*** Dataset content ***
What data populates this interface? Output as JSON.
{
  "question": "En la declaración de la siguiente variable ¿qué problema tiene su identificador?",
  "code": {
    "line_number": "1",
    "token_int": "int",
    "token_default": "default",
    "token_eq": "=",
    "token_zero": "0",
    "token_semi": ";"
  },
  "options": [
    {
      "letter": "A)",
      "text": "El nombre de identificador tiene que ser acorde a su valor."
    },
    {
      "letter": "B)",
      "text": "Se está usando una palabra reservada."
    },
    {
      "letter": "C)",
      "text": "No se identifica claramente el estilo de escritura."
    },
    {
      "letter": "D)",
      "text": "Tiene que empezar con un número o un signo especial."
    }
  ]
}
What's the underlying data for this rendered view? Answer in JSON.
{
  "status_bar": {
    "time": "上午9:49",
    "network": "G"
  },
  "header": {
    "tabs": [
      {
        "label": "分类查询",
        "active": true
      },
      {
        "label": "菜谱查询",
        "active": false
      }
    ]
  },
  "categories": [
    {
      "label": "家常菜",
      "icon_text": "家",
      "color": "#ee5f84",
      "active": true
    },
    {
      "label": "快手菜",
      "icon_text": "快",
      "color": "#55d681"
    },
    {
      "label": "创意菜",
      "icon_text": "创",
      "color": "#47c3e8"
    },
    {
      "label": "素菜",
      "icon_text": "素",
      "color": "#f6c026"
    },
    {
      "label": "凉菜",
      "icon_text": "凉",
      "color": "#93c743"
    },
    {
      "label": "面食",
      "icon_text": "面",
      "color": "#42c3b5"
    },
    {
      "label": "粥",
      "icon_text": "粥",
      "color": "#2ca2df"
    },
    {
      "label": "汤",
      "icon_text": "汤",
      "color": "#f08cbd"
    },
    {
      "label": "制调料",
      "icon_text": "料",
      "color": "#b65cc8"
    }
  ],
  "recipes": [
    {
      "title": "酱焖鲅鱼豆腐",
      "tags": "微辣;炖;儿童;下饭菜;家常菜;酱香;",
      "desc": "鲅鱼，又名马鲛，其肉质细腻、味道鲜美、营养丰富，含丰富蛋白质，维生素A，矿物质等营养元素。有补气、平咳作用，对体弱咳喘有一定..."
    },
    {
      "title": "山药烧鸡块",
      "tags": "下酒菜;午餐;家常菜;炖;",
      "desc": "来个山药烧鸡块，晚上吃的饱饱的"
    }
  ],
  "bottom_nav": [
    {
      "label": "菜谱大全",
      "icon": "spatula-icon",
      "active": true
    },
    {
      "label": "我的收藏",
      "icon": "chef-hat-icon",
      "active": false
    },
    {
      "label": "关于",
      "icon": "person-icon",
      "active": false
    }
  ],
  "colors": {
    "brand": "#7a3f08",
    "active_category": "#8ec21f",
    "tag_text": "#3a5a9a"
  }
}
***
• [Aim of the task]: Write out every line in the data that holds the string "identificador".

• [Exercise solution]:
  "question": "En la declaración de la siguiente variable ¿qué problema tiene su identificador?",
      "text": "El nombre de identificador tiene que ser acorde a su valor."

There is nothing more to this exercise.